Exercise requirements
Below are the entries; count how many lines contain the word "user" and reply with that number alone.

Dataset records
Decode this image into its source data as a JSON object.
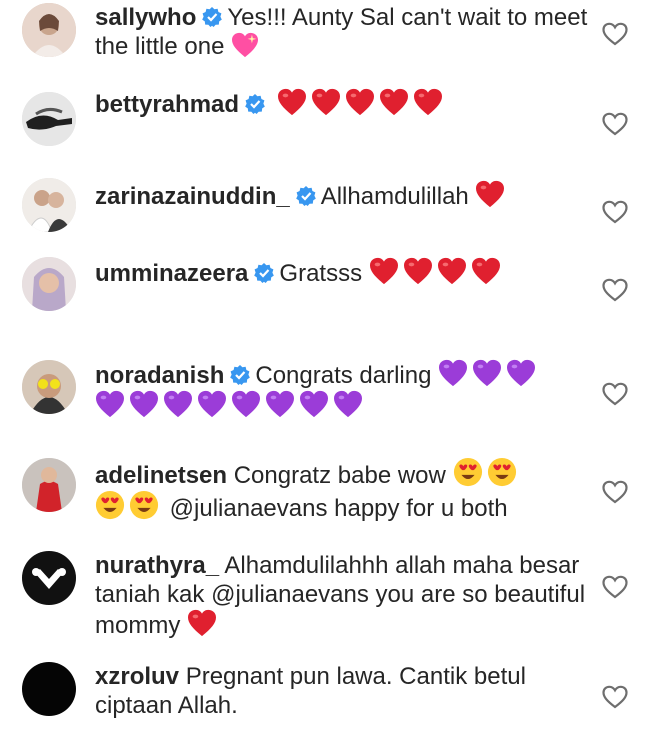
{
  "comments": [
    {
      "user": "sallywho",
      "verified": true,
      "text": "Yes!!! Aunty Sal can't wait to meet the little one",
      "avatar": "woman-portrait",
      "emoji": [
        "sparkling-heart"
      ]
    },
    {
      "user": "bettyrahmad",
      "verified": true,
      "text": "",
      "avatar": "hands-bw",
      "emoji": [
        "red-heart",
        "red-heart",
        "red-heart",
        "red-heart",
        "red-heart"
      ]
    },
    {
      "user": "zarinazainuddin_",
      "verified": true,
      "text": "Allhamdulillah",
      "avatar": "bride-couple",
      "emoji": [
        "red-heart"
      ]
    },
    {
      "user": "umminazeera",
      "verified": true,
      "text": "Gratsss",
      "avatar": "hijab-woman",
      "emoji": [
        "red-heart",
        "red-heart",
        "red-heart",
        "red-heart"
      ]
    },
    {
      "user": "noradanish",
      "verified": true,
      "text": "Congrats darling",
      "avatar": "yellow-glasses",
      "emoji": [
        "purple-heart",
        "purple-heart",
        "purple-heart",
        "purple-heart",
        "purple-heart",
        "purple-heart",
        "purple-heart",
        "purple-heart",
        "purple-heart",
        "purple-heart",
        "purple-heart"
      ]
    },
    {
      "user": "adelinetsen",
      "verified": false,
      "text": "Congratz babe wow",
      "mention": "@julianaevans",
      "text2": "happy for u both",
      "avatar": "red-dress",
      "emoji": [
        "heart-eyes",
        "heart-eyes",
        "heart-eyes",
        "heart-eyes"
      ]
    },
    {
      "user": "nurathyra_",
      "verified": false,
      "text": "Alhamdulilahhh allah maha besar taniah kak",
      "mention": "@julianaevans",
      "text2": "you are so beautiful mommy",
      "avatar": "heart-hands-bw",
      "emoji": [
        "red-heart"
      ]
    },
    {
      "user": "xzroluv",
      "verified": false,
      "text": "Pregnant pun lawa. Cantik betul ciptaan Allah.",
      "avatar": "black-circle",
      "emoji": []
    }
  ],
  "colors": {
    "verified": "#3897f0",
    "red_heart": "#e0202f",
    "purple_heart": "#9b3cd8",
    "text": "#262626",
    "like_icon": "#8e8e8e"
  }
}
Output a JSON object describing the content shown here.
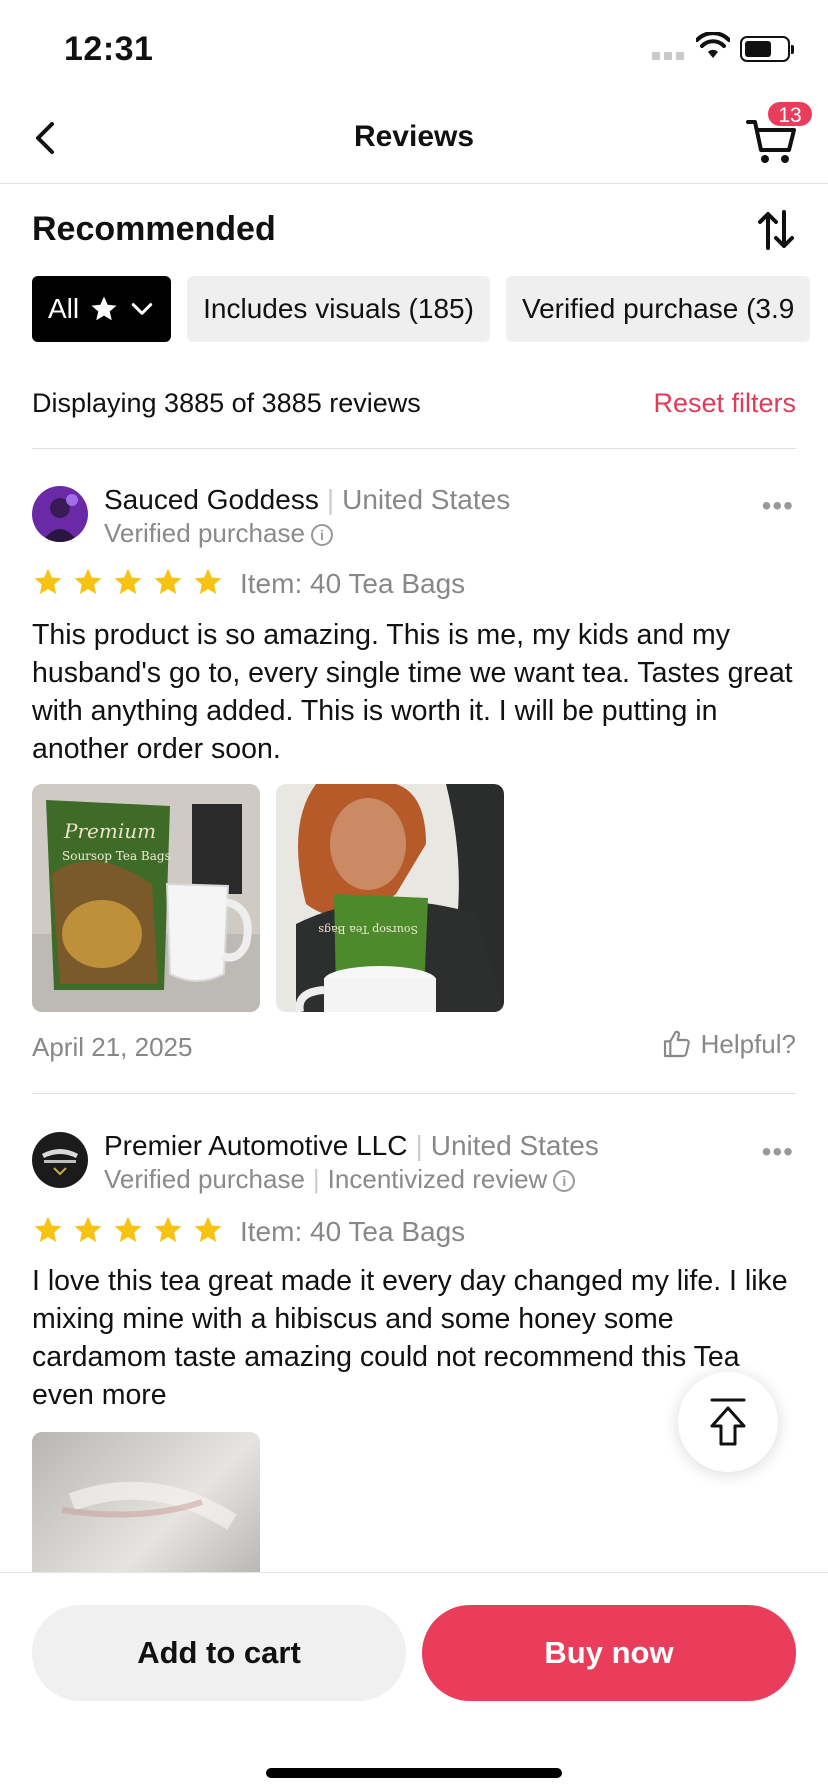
{
  "status_bar": {
    "time": "12:31"
  },
  "header": {
    "title": "Reviews",
    "cart_count": "13"
  },
  "sort": {
    "label": "Recommended"
  },
  "filters": {
    "all_label": "All",
    "chips": [
      "Includes visuals (185)",
      "Verified purchase (3.9"
    ]
  },
  "summary": {
    "display_text": "Displaying 3885 of 3885 reviews",
    "reset_label": "Reset filters"
  },
  "reviews": [
    {
      "name": "Sauced Goddess",
      "country": "United States",
      "badges": [
        "Verified purchase"
      ],
      "rating": 5,
      "item": "Item: 40 Tea Bags",
      "text": "This product is so amazing. This is me, my kids and my husband's go to, every single time we want tea. Tastes great with anything added. This is worth it. I will be putting in another order soon.",
      "photo_labels": [
        "Premium",
        "Soursop Tea Bags"
      ],
      "date": "April 21, 2025",
      "helpful_label": "Helpful?"
    },
    {
      "name": "Premier Automotive LLC",
      "country": "United States",
      "badges": [
        "Verified purchase",
        "Incentivized review"
      ],
      "rating": 5,
      "item": "Item: 40 Tea Bags",
      "text": "I love this tea great made it every day changed my life. I like mixing mine with a hibiscus and some honey some cardamom taste amazing could not recommend this Tea even more"
    }
  ],
  "actions": {
    "add_to_cart": "Add to cart",
    "buy_now": "Buy now"
  },
  "colors": {
    "accent": "#ea3d5c",
    "star": "#f6c312"
  }
}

Exercise response
8